Despite average room rates in Dublin reaching a record €155.75 while occupancy rates reached 89.6% and revenue per available room (RevPAR) rose 9.7% to €139.51, 2018 has reportedly been a "normal" yea...
Despite average room rates in Dublin reaching a record €155.75 while occupancy rates reached 89.6% and revenue per available room (RevPAR) rose 9.7% to €139.51, 2018 has reportedly been a "normal" year for hotel transactions in the wake of several years of strong turnover in the hotel investment market from distressed Nama-driven sales.
According to The Irish Times, director of hotels and leisure at Savills Tom Barrett stated, "International funds and domestic investors are still chasing hotel assets. So there is a good balance of buyers. The recently announced Budget 2019 increase in the VAT rate on the hospitality sector has put pressure on the industry and Brexit is adding plenty more uncertainty. But the outlook is stable for hotels."
"Drying Up Of Distressed Asset Sales"
Meanwhile, Cushman & Wakefield senior economist Deirdre O'Reilly said, "Investment in Irish hotels amounted to €36.5 million in the third quarter of 2018, which brings the nine-month turnover total to €79.3 million, across just eight transactions. Compared to the same period of 2017, this is a 10% fall in the value of sales recorded. This excludes any unconventional hotel sales such as company sales, loan sales and refinances.
"So the Irish hotel market continues to witness a drying up of distressed asset sales which characterised the market in the years 2014-2016, with both the volume and value of transactions slowing. Transactions to date this year have been mostly small-sized assets, with no big-ticket, €50 million-plus hotels for sale on the market. Just one hotel sale in the year to date was over €20 million in value."
"Sale Agreed" Hotels
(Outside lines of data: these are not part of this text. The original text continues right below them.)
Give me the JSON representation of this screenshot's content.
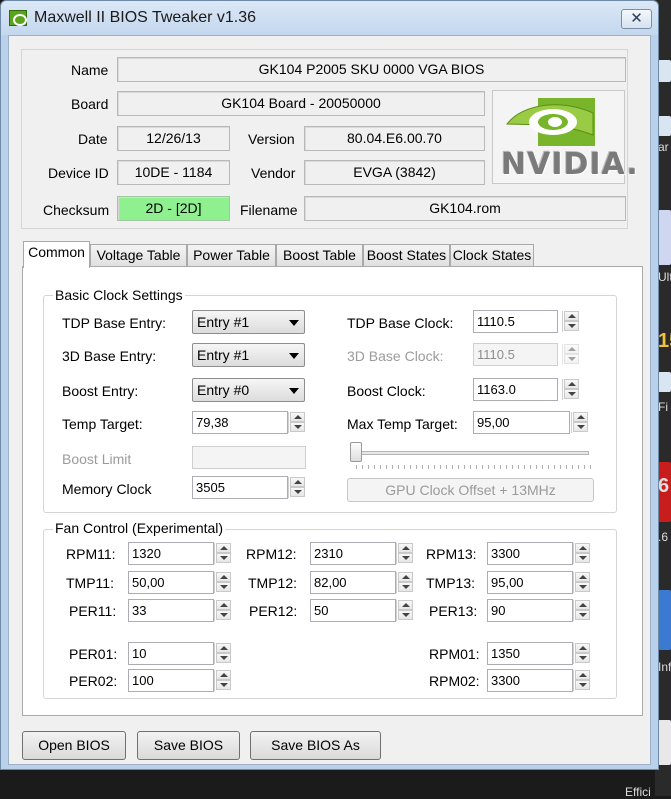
{
  "window": {
    "title": "Maxwell II BIOS Tweaker v1.36",
    "close_icon": "close-icon"
  },
  "info": {
    "name_label": "Name",
    "name_value": "GK104 P2005 SKU 0000 VGA BIOS",
    "board_label": "Board",
    "board_value": "GK104 Board - 20050000",
    "date_label": "Date",
    "date_value": "12/26/13",
    "version_label": "Version",
    "version_value": "80.04.E6.00.70",
    "device_label": "Device ID",
    "device_value": "10DE - 1184",
    "vendor_label": "Vendor",
    "vendor_value": "EVGA (3842)",
    "checksum_label": "Checksum",
    "checksum_value": "2D - [2D]",
    "filename_label": "Filename",
    "filename_value": "GK104.rom",
    "logo_text": "NVIDIA.",
    "checksum_color": "#8ff08f"
  },
  "tabs": [
    "Common",
    "Voltage Table",
    "Power Table",
    "Boost Table",
    "Boost States",
    "Clock States"
  ],
  "basic": {
    "title": "Basic Clock Settings",
    "tdp_base_entry_label": "TDP Base Entry:",
    "tdp_base_entry_value": "Entry #1",
    "d3_base_entry_label": "3D Base Entry:",
    "d3_base_entry_value": "Entry #1",
    "boost_entry_label": "Boost Entry:",
    "boost_entry_value": "Entry #0",
    "temp_target_label": "Temp Target:",
    "temp_target_value": "79,38",
    "boost_limit_label": "Boost Limit",
    "memory_clock_label": "Memory Clock",
    "memory_clock_value": "3505",
    "tdp_base_clock_label": "TDP Base Clock:",
    "tdp_base_clock_value": "1110.5",
    "d3_base_clock_label": "3D Base Clock:",
    "d3_base_clock_value": "1110.5",
    "boost_clock_label": "Boost Clock:",
    "boost_clock_value": "1163.0",
    "max_temp_label": "Max Temp Target:",
    "max_temp_value": "95,00",
    "offset_button": "GPU Clock Offset + 13MHz"
  },
  "fan": {
    "title": "Fan Control (Experimental)",
    "rpm11_label": "RPM11:",
    "rpm11_value": "1320",
    "rpm12_label": "RPM12:",
    "rpm12_value": "2310",
    "rpm13_label": "RPM13:",
    "rpm13_value": "3300",
    "tmp11_label": "TMP11:",
    "tmp11_value": "50,00",
    "tmp12_label": "TMP12:",
    "tmp12_value": "82,00",
    "tmp13_label": "TMP13:",
    "tmp13_value": "95,00",
    "per11_label": "PER11:",
    "per11_value": "33",
    "per12_label": "PER12:",
    "per12_value": "50",
    "per13_label": "PER13:",
    "per13_value": "90",
    "per01_label": "PER01:",
    "per01_value": "10",
    "per02_label": "PER02:",
    "per02_value": "100",
    "rpm01_label": "RPM01:",
    "rpm01_value": "1350",
    "rpm02_label": "RPM02:",
    "rpm02_value": "3300"
  },
  "buttons": {
    "open": "Open BIOS",
    "save": "Save BIOS",
    "save_as": "Save BIOS As"
  },
  "desktop": {
    "text_1": "ar",
    "text_2": "Ult",
    "text_3": "15",
    "text_4": "Fi",
    "text_5": "6",
    "text_6": ".6",
    "text_7": "Inf",
    "text_8": "Effici"
  }
}
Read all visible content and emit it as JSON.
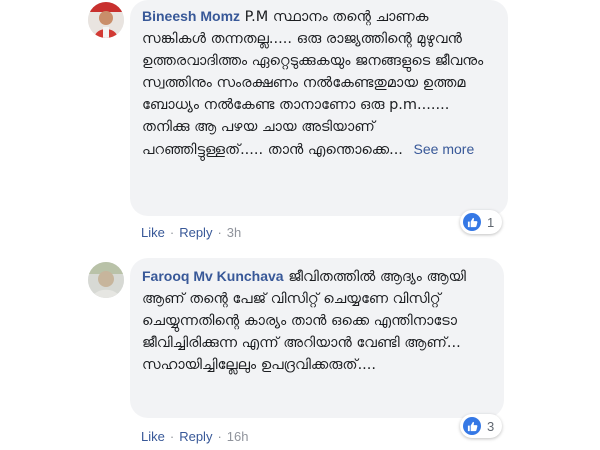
{
  "comments": [
    {
      "author": "Bineesh Momz",
      "text": "P.M സ്ഥാനം തന്റെ ചാണക സങ്കികൾ തന്നതല്ല..... ഒരു രാജ്യത്തിന്റെ മുഴുവൻ ഉത്തരവാദിത്തം ഏറ്റെടുക്കുകയും ജനങ്ങളുടെ ജീവനും സ്വത്തിനും സംരക്ഷണം നൽകേണ്ടതുമായ ഉത്തമ ബോധ്യം നൽകേണ്ട താനാണോ ഒരു p.m....... തനിക്കു ആ പഴയ ചായ അടിയാണ് പറഞ്ഞിട്ടുള്ളത്..... താൻ എന്തൊക്കെ...",
      "see_more": "See more",
      "reaction_count": "1",
      "like_label": "Like",
      "reply_label": "Reply",
      "separator": "·",
      "time": "3h"
    },
    {
      "author": "Farooq Mv Kunchava",
      "text": "ജീവിതത്തിൽ ആദ്യം ആയി ആണ് തന്റെ പേജ് വിസിറ്റ് ചെയ്യണേ വിസിറ്റ് ചെയ്യുന്നതിന്റെ കാര്യം താൻ ഒക്കെ എന്തിനാടോ ജീവിച്ചിരിക്കുന്ന എന്ന് അറിയാൻ വേണ്ടി ആണ്... സഹായിച്ചില്ലേലും ഉപദ്രവിക്കരുത്....",
      "see_more": "",
      "reaction_count": "3",
      "like_label": "Like",
      "reply_label": "Reply",
      "separator": "·",
      "time": "16h"
    }
  ],
  "icons": {
    "reaction": "like-thumb-icon",
    "reaction_color": "#3578e5",
    "link_color": "#385898"
  }
}
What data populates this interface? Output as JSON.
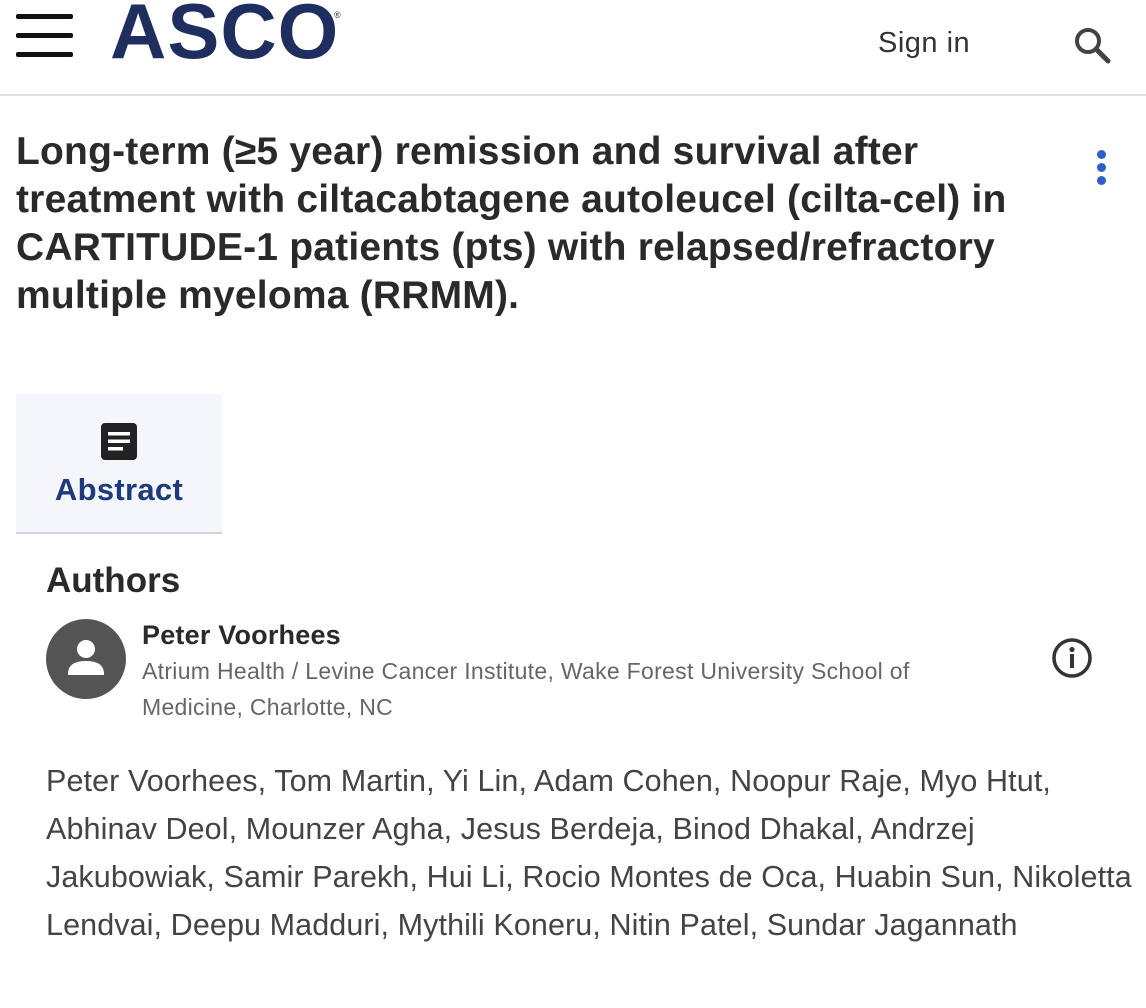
{
  "header": {
    "logo_text": "ASCO",
    "logo_mark": "®",
    "sign_in_label": "Sign in",
    "icons": {
      "menu": "hamburger-menu-icon",
      "search": "search-icon"
    }
  },
  "article": {
    "title": "Long-term (≥5 year) remission and survival after treatment with ciltacabtagene autoleucel (cilta-cel) in CARTITUDE-1 patients (pts) with relapsed/refractory multiple myeloma (RRMM).",
    "more_icon": "kebab-menu-icon"
  },
  "tabs": [
    {
      "label": "Abstract",
      "icon": "document-icon",
      "selected": true
    }
  ],
  "authors": {
    "heading": "Authors",
    "primary": {
      "name": "Peter Voorhees",
      "affiliation": "Atrium Health / Levine Cancer Institute, Wake Forest University School of Medicine, Charlotte, NC",
      "avatar_icon": "person-icon",
      "info_icon": "info-icon"
    },
    "list": "Peter Voorhees, Tom Martin, Yi Lin, Adam Cohen, Noopur Raje, Myo Htut, Abhinav Deol, Mounzer Agha, Jesus Berdeja, Binod Dhakal, Andrzej Jakubowiak, Samir Parekh, Hui Li, Rocio Montes de Oca, Huabin Sun, Nikoletta Lendvai, Deepu Madduri, Mythili Koneru, Nitin Patel, Sundar Jagannath"
  },
  "colors": {
    "brand_navy": "#1e2f5f",
    "tab_label": "#1f3a7a",
    "kebab_blue": "#2d5fc6",
    "tab_background": "#f4f6fb"
  }
}
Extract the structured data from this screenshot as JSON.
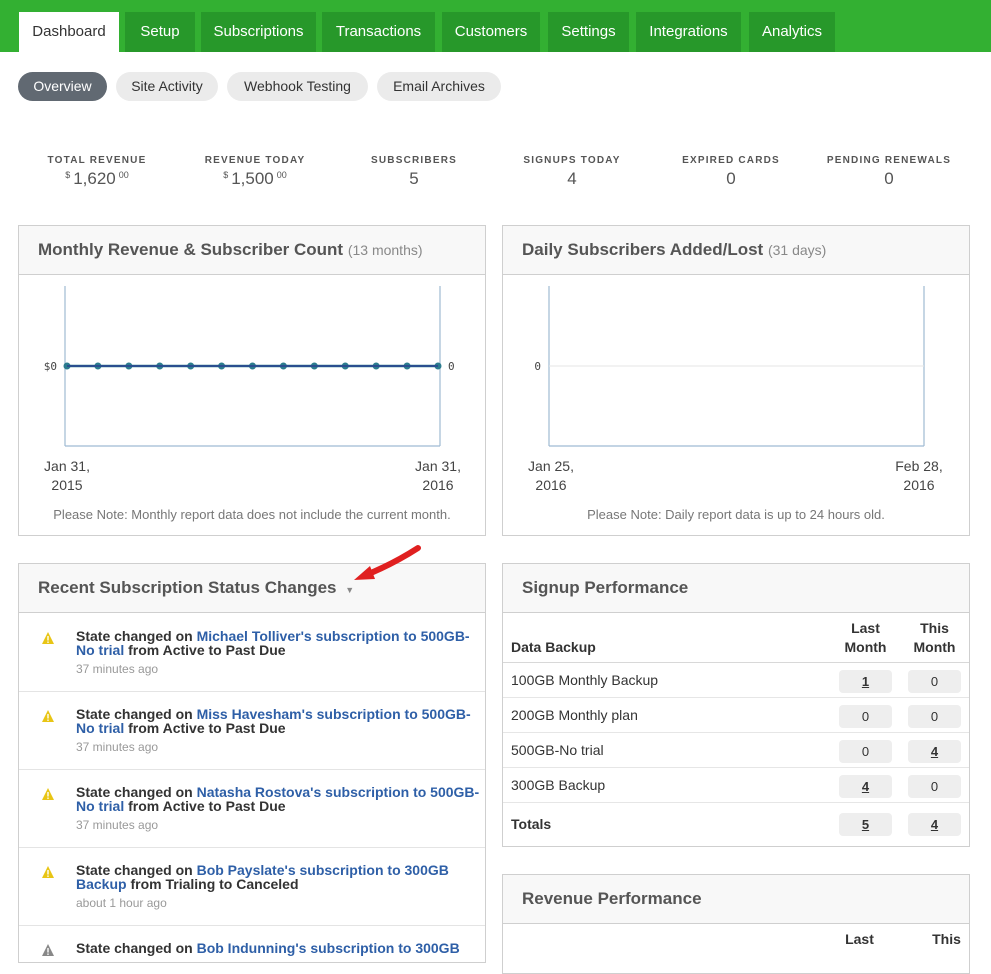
{
  "nav": {
    "tabs": [
      {
        "label": "Dashboard"
      },
      {
        "label": "Setup"
      },
      {
        "label": "Subscriptions"
      },
      {
        "label": "Transactions"
      },
      {
        "label": "Customers"
      },
      {
        "label": "Settings"
      },
      {
        "label": "Integrations"
      },
      {
        "label": "Analytics"
      }
    ]
  },
  "subnav": {
    "pills": [
      {
        "label": "Overview"
      },
      {
        "label": "Site Activity"
      },
      {
        "label": "Webhook Testing"
      },
      {
        "label": "Email Archives"
      }
    ]
  },
  "stats": [
    {
      "label": "TOTAL REVENUE",
      "currency": "$",
      "value": "1,620",
      "cents": "00"
    },
    {
      "label": "REVENUE TODAY",
      "currency": "$",
      "value": "1,500",
      "cents": "00"
    },
    {
      "label": "SUBSCRIBERS",
      "value": "5"
    },
    {
      "label": "SIGNUPS TODAY",
      "value": "4"
    },
    {
      "label": "EXPIRED CARDS",
      "value": "0"
    },
    {
      "label": "PENDING RENEWALS",
      "value": "0"
    }
  ],
  "monthly_panel": {
    "title": "Monthly Revenue & Subscriber Count",
    "subtitle": "(13 months)",
    "y_left_label": "$0",
    "y_right_label": "0",
    "start_date_line1": "Jan 31,",
    "start_date_line2": "2015",
    "end_date_line1": "Jan 31,",
    "end_date_line2": "2016",
    "note": "Please Note: Monthly report data does not include the current month."
  },
  "daily_panel": {
    "title": "Daily Subscribers Added/Lost",
    "subtitle": "(31 days)",
    "y_label": "0",
    "start_date_line1": "Jan 25,",
    "start_date_line2": "2016",
    "end_date_line1": "Feb 28,",
    "end_date_line2": "2016",
    "note": "Please Note: Daily report data is up to 24 hours old."
  },
  "chart_data": [
    {
      "type": "line",
      "title": "Monthly Revenue & Subscriber Count",
      "x_start": "Jan 31, 2015",
      "x_end": "Jan 31, 2016",
      "series": [
        {
          "values": [
            0,
            0,
            0,
            0,
            0,
            0,
            0,
            0,
            0,
            0,
            0,
            0,
            0
          ],
          "color": "#2b7c8e"
        },
        {
          "values": [
            0,
            0,
            0,
            0,
            0,
            0,
            0,
            0,
            0,
            0,
            0,
            0,
            0
          ],
          "color": "#2a3f8f"
        }
      ],
      "y_left_ticks": [
        "$0"
      ],
      "y_right_ticks": [
        "0"
      ]
    },
    {
      "type": "bar",
      "title": "Daily Subscribers Added/Lost",
      "x_start": "Jan 25, 2016",
      "x_end": "Feb 28, 2016",
      "values": [],
      "y_ticks": [
        "0"
      ]
    }
  ],
  "recent_panel": {
    "title": "Recent Subscription Status Changes",
    "items": [
      {
        "prefix": "State changed on",
        "link": "Michael Tolliver's subscription to 500GB-No trial",
        "suffix": "from Active to Past Due",
        "time": "37 minutes ago"
      },
      {
        "prefix": "State changed on",
        "link": "Miss Havesham's subscription to 500GB-No trial",
        "suffix": "from Active to Past Due",
        "time": "37 minutes ago"
      },
      {
        "prefix": "State changed on",
        "link": "Natasha Rostova's subscription to 500GB-No trial",
        "suffix": "from Active to Past Due",
        "time": "37 minutes ago"
      },
      {
        "prefix": "State changed on",
        "link": "Bob Payslate's subscription to 300GB Backup",
        "suffix": "from Trialing to Canceled",
        "time": "about 1 hour ago"
      },
      {
        "prefix": "State changed on",
        "link": "Bob Indunning's subscription to 300GB",
        "suffix": "",
        "time": ""
      }
    ]
  },
  "signup_panel": {
    "title": "Signup Performance",
    "group_label": "Data Backup",
    "col_last_line1": "Last",
    "col_last_line2": "Month",
    "col_this_line1": "This",
    "col_this_line2": "Month",
    "rows": [
      {
        "name": "100GB Monthly Backup",
        "last": "1",
        "this": "0"
      },
      {
        "name": "200GB Monthly plan",
        "last": "0",
        "this": "0"
      },
      {
        "name": "500GB-No trial",
        "last": "0",
        "this": "4"
      },
      {
        "name": "300GB Backup",
        "last": "4",
        "this": "0"
      }
    ],
    "totals_label": "Totals",
    "totals_last": "5",
    "totals_this": "4"
  },
  "revenue_panel": {
    "title": "Revenue Performance",
    "col_last_line1": "Last",
    "col_this_line1": "This"
  },
  "colors": {
    "nav_green": "#33b032",
    "tab_green": "#27982a",
    "link_blue": "#2e5fa7",
    "warning_yellow": "#e8c515",
    "annotation_red": "#e02020"
  }
}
O'Reilly added, "Turnover for the year as a whole could exceed €120 million as about €43 million worth of hotels were sale agreed at the end of September and due to close by year end.
"But turnover will be well below the five-year annual average of over €400 million. All hotels sold in the nine months to September were trading asset sales, with no investment sales occurring in the period."
In The Pipeline
Commenting on hotel development in Ireland, O'Reilly suggested that approximately 2,800 hotels are currently under construction in the country, representing a 37% annual rise. She said, "Two-thirds of the rooms under construction comprise new builds, while 19% are in the form of extensions, and the remaining 14% are hotel redevelopments. The most notable hotel to commence construction during the third quarter of this year was a seven-storey property on Ship Street Great, Dublin 8. This will provide 136 bedrooms upon completion towards the end of 2019."
© 2018 Hospitality Ireland – your source for the latest industry news. Article by Dave Simpson. Click subscribe to sign up for the Hospitality Ireland print edition.